By Meredith Lyons
Holiday travel is difficult no matter where you’re from. Everyone is trying to get home to see their loved ones as fast as possible and generally traveling with more luggage than usual as they’re all bearing gifts. Chicagoans have a further cross to bear being a hub city and a centralized urban area. Here are a few tips to make your holiday trip less hectic.
A few tips seem obvious. Avoid rush hour traffic on the weekdays, but also consider those who may get half days on the final day before a holiday. For example, many companies downtown allow their employees a half day on December 23rd, so your best bet is to be on the road well before noon, leaving before 6 a.m. is optimal. Allow yourself some extra time so you don’t feel rushed. Have enough gas in your tank to get out of the city proper and then fill up in the suburbs for cheaper gas. This will help you to avoid feeling the pinch in your wallet while you’re idling in traffic. Always be prepared on winter road trips. Although the streets in the city may be clear, further out you may hit some snowy or icy conditions. Pack supplies like blankets, mugs, sandwiches and snacks and always have a first-aid kit. Remember, the more prepared you are, the more relaxed and less likely to rush you will be, which makes your trip safer all around.
Know your airport and make sure your driver knows it too if you’re being dropped off. Midway and O’Hare are on opposite ends of the city, so finding out halfway through that you’re headed to the wrong one can make for some close-cut flying. It also doesn’t hurt to check out the best spots to hang out in your terminal, be it a restaurant or bar, as delays during the holidays are fairly common and it’s best to make the most of it. Be sure to also check where your plane originates. If it begins its journey in Chicago, you will only have to deal with the weather and delays in Chicago and your destination city. However, if your plan originates in New York, you’ll have to deal with New York’s issues also.
O’Hare International Airport
5600 Mannheim Road
Chicago, IL 60666
The CTA is usually your best bet and routes can be found online at www.yourcta.com. There is also a free app for Android phones called Transit Tracks which will let you know when your bus or train is going to arrive at your location. There are similar apps for other applications all listed on the CTA website here.

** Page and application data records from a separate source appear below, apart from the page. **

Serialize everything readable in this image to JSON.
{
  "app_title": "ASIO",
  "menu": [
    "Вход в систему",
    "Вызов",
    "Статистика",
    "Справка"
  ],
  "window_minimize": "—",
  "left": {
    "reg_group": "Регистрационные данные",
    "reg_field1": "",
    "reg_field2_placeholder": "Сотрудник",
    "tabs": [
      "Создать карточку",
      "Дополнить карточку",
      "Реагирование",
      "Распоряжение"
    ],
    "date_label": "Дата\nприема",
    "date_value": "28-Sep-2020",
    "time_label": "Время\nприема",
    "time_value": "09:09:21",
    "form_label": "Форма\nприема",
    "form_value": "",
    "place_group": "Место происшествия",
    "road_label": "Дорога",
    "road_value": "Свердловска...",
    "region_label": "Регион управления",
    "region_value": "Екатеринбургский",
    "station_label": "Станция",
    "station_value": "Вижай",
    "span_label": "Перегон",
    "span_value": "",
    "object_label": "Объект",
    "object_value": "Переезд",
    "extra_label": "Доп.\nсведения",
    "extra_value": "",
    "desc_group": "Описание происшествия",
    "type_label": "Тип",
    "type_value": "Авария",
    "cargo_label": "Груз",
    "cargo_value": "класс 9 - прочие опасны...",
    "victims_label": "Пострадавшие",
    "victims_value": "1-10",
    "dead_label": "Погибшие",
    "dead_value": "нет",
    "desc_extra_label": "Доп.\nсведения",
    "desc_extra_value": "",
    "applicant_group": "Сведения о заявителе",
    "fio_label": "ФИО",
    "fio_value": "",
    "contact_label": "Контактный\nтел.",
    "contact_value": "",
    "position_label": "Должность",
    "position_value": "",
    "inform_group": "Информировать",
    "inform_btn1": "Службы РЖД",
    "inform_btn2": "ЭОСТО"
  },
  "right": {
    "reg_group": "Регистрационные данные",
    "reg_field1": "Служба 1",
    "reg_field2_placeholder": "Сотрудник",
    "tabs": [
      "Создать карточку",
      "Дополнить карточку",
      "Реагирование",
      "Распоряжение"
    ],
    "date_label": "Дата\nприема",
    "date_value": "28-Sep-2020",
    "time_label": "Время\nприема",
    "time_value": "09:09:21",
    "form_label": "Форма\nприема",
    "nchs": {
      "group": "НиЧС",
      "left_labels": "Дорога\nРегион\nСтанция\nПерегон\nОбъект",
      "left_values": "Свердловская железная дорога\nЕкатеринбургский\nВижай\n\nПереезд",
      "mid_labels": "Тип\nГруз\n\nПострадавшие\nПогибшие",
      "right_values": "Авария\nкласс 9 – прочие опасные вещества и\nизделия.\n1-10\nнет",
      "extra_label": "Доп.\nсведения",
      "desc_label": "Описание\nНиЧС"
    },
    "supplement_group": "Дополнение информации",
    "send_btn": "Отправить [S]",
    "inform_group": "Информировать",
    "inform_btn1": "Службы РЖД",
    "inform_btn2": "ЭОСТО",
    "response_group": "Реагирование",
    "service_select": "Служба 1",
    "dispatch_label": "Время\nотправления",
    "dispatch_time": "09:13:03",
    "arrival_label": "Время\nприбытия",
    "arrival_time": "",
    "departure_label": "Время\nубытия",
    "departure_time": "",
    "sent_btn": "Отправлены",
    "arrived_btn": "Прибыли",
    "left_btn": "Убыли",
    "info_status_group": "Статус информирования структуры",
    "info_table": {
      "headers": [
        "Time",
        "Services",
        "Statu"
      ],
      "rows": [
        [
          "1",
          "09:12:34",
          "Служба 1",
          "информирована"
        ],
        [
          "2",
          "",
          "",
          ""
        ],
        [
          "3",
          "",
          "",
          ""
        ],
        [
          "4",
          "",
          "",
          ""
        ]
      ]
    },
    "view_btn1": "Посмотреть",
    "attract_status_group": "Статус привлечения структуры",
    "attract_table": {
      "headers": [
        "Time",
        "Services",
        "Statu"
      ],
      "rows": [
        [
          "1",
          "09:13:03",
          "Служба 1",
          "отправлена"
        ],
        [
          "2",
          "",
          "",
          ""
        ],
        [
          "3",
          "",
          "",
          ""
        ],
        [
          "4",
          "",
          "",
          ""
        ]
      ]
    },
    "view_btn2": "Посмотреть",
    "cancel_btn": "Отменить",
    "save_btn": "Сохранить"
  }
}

If you’re a bit of a walk from the nearest bus or train stop or you’d rather not switch trains or buses with the amount of luggage you have to carry, another cheaper option is to have a cab take you to the nearest blue line stop and from there get the El train the rest of the way to O’Hare. You won’t have to worry about the cab racking up extra fares for traffic on the expressway.
If you elect to have a friend drive you or drive yourself, do your best to make sure you know which terminal your flight is leaving from. O’Hare is a huge airport and getting dropped off at the wrong terminal can mean the difference between making your flight and missing it. If your terminal is not on your ticket, check to see what terminal usually houses your airline here.
If you’re parking, a cheaper bet is use one of the three economy lots. It is a bit further travel into the airport, but much lighter on the wallet. Click here for more information on O’Hare parking.
Midway International Airport
5257 S. Cicero Ave.
Chicago, IL 60638
The CTA orange line runs direct to Midway and is usually the cheapest option. Unlike with travel to the O’Hare blue line, taking a cab to the orange line may not be as simple, as it originates downtown. Instead, a cab to the brown line may be your best bet as it is also elevated and runs along the same tracks as the orange line. You should only have to switch platforms, which shouldn’t be as much of a hassle.
Midway is a smaller airport than O’Hare and is often used by the less expensive airlines. (Although as of this September, reports are that Midway is due for some major upgrades. Click here for more information.) The only drawback is that fewer flights go out, so if you miss your flight, it may be a longer wait for the next one to your destination. All destinations are also not available from Midway. Although it is smaller, it doesn’t hurt to be aware of your terminal.
Parking is less expensive at Midway than at O’Hare, but if you’re looking for an even cheaper deal, there is an entire website dedicated to Midway Park Saver, a lot across the street from Midway that charges about two dollars less than the lot on the airport grounds.
If you’re traveling within the midwest, taking the old-fashioned train may be your best bet. With gas prices as they are, it could be cheaper than driving without the delays and stress of navigating your vehicle through snowy weather. On most trains there is usually a refreshment car where you can purchase food or drink, but unlike on an airplane, you’re also free to bring your own. Another upside to taking the train rather than driving, you can sip your eggnog while you travel.
If two people are traveling together, always check the price of a sleeper car. You get your own private room and can arrive at your destination early and well rested. Also, when calling or booking online, if your first choice of tickets is unavailable, keep checking back. Often times, seats free up as people cancel or change their plans. If the price seems steep when you first look, try booking on a Thursday or Friday. Travelers will sometimes make plans and book tickets early in the week and then things change and they cancel them before the weekend.
According to this article published last year, flying commuters were down but driving travelers were up. If that holds true again, the trains may be your best bet for a less crowded journey.